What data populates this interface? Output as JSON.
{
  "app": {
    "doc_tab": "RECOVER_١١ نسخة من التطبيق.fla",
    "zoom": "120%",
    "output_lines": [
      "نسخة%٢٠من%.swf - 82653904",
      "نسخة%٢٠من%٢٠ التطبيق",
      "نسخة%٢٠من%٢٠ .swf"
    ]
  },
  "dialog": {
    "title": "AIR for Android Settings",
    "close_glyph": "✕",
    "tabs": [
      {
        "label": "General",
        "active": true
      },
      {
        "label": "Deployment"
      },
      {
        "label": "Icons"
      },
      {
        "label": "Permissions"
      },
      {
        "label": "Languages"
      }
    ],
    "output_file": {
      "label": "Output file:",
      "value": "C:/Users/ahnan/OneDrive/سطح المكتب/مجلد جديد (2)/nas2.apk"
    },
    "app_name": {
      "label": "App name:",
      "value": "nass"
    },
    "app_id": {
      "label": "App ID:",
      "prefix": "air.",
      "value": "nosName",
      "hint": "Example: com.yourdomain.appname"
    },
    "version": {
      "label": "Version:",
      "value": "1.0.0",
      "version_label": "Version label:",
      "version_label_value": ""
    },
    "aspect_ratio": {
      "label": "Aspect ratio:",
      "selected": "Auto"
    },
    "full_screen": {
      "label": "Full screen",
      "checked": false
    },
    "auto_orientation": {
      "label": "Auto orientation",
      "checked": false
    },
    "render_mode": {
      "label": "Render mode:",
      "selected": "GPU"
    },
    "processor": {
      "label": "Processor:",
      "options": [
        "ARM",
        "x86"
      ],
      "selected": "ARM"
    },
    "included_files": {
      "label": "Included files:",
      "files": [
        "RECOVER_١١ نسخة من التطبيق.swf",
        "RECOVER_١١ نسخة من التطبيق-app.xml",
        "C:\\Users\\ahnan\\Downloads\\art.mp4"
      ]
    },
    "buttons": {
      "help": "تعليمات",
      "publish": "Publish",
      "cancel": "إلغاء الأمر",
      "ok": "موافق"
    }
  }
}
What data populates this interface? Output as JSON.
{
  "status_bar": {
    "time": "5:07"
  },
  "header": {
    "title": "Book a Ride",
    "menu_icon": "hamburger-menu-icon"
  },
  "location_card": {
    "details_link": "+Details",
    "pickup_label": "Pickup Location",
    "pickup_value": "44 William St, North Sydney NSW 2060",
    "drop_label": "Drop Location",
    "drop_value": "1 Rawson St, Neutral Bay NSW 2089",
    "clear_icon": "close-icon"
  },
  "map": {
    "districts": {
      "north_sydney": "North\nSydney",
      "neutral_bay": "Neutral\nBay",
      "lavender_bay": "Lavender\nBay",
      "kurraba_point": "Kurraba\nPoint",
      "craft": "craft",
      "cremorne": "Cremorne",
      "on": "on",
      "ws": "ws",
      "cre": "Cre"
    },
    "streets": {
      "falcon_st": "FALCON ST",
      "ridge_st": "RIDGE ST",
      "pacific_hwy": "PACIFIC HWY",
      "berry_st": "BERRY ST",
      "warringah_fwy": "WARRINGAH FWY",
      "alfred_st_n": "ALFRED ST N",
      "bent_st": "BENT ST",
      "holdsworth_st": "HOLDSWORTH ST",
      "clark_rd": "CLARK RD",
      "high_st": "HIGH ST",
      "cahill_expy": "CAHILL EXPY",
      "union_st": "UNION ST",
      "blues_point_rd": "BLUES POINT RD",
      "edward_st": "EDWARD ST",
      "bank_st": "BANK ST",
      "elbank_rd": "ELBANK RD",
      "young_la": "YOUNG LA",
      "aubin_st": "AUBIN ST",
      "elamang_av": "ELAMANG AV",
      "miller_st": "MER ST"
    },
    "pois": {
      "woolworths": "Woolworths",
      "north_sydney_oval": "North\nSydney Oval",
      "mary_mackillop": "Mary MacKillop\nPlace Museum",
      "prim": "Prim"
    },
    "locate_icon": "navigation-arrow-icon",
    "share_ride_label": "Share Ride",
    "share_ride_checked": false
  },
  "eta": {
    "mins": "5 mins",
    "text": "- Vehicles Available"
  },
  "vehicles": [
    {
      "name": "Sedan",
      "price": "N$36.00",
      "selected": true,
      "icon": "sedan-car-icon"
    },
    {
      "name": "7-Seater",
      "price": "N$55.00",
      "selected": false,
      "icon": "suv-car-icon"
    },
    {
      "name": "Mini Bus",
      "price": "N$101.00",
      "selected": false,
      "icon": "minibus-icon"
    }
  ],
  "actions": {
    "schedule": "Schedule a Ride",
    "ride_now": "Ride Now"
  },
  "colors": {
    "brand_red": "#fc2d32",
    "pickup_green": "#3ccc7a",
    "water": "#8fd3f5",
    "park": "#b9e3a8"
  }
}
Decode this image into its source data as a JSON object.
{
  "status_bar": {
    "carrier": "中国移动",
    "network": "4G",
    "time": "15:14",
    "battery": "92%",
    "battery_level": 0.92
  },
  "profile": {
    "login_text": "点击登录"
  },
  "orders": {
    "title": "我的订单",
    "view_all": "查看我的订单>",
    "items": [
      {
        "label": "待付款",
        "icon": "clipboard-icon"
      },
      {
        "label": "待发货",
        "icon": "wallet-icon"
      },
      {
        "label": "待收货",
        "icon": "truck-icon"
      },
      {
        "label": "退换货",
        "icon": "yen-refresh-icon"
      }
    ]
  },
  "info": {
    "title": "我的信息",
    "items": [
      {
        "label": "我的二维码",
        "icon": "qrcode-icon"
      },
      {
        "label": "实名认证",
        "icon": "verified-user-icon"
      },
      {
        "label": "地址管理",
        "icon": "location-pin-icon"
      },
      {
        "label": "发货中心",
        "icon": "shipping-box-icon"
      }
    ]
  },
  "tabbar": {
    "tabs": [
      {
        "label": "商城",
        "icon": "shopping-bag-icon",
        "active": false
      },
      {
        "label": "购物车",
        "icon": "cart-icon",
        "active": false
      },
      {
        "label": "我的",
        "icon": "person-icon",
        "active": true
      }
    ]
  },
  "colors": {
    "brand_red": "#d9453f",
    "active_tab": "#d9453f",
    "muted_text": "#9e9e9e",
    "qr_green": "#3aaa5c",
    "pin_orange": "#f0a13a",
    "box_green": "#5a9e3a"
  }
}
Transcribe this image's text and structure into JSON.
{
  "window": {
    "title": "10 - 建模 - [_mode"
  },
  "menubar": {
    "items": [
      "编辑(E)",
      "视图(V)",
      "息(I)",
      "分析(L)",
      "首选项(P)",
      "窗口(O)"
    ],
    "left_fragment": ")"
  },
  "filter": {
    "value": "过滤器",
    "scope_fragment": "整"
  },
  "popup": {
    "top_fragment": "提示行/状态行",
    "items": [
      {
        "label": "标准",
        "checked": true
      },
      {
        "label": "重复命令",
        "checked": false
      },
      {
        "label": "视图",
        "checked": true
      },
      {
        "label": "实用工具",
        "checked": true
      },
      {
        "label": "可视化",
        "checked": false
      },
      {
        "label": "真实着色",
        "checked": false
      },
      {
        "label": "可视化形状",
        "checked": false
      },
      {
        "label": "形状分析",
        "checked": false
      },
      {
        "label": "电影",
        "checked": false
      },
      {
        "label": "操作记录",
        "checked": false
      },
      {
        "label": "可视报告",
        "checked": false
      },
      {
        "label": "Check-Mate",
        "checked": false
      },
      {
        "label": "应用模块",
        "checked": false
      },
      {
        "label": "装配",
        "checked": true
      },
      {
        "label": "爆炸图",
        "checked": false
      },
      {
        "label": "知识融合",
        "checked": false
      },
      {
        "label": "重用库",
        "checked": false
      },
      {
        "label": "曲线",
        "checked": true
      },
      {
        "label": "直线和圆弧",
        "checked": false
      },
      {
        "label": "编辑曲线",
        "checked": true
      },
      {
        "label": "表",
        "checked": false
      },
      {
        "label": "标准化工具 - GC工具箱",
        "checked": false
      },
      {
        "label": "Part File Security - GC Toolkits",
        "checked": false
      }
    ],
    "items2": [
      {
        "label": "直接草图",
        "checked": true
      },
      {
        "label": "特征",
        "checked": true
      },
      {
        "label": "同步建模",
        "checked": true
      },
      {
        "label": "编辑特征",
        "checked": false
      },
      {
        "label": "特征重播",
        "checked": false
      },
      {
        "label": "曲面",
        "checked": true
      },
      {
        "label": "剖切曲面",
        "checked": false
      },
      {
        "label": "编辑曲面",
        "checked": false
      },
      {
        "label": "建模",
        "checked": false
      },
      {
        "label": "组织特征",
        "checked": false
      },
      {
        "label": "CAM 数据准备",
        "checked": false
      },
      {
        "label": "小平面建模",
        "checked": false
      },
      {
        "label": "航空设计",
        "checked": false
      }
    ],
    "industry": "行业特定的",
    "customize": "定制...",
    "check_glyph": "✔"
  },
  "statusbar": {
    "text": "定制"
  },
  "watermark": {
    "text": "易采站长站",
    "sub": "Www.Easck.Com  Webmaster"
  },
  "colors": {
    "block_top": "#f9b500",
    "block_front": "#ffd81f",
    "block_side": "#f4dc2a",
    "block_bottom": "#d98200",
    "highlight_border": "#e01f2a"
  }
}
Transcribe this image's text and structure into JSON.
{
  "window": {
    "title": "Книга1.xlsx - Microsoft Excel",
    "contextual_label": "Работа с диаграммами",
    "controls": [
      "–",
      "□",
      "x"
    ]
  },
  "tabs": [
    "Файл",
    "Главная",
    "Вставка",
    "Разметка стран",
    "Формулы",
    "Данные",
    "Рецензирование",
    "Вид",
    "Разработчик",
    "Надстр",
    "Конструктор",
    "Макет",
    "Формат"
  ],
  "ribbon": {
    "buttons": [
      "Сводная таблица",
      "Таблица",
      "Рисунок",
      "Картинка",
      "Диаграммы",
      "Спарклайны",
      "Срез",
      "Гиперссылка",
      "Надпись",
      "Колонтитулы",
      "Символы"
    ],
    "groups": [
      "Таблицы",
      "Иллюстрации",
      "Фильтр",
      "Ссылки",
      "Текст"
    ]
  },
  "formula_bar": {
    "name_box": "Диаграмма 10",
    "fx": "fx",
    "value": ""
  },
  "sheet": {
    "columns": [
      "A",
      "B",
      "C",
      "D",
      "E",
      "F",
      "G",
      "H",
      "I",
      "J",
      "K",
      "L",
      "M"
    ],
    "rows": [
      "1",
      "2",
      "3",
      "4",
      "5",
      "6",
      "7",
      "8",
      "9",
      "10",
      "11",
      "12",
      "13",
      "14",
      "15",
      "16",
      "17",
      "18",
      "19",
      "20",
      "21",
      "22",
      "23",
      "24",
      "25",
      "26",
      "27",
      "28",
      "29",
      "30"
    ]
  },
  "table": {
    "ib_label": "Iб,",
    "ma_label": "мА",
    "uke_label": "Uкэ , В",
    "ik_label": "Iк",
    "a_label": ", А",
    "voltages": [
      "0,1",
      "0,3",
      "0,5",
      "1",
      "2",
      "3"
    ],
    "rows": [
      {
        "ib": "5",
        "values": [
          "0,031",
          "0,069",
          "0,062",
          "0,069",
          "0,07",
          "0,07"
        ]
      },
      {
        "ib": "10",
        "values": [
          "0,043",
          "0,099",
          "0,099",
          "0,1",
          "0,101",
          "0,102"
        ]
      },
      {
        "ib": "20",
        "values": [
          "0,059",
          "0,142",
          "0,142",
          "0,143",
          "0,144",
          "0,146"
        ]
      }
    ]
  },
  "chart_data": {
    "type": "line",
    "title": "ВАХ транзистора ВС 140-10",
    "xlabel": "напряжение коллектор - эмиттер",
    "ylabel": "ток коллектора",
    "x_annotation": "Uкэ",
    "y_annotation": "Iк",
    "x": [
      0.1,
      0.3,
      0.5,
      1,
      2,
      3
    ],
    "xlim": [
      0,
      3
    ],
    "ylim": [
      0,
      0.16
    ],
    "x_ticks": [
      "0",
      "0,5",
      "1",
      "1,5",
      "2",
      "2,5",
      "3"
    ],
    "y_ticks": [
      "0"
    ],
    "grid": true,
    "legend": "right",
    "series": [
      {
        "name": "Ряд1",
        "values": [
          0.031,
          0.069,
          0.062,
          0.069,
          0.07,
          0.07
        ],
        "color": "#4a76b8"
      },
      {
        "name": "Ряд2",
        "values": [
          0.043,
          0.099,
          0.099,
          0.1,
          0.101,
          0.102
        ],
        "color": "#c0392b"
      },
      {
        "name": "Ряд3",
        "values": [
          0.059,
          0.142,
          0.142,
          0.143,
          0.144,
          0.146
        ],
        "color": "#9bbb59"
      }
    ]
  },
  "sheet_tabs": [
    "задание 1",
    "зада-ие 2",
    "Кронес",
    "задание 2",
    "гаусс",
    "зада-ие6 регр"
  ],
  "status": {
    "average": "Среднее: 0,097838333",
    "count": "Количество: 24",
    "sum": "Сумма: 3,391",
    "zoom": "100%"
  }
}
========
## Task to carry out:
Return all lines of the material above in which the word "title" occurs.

## Answer space:
    "title": "AIR for Android Settings",
    "title": "Book a Ride",
    "title": "我的订单",
    "title": "我的信息",
    "title": "10 - 建模 - [_mode"
    "title": "Книга1.xlsx - Microsoft Excel",
    "title": "ВАХ транзистора ВС 140-10",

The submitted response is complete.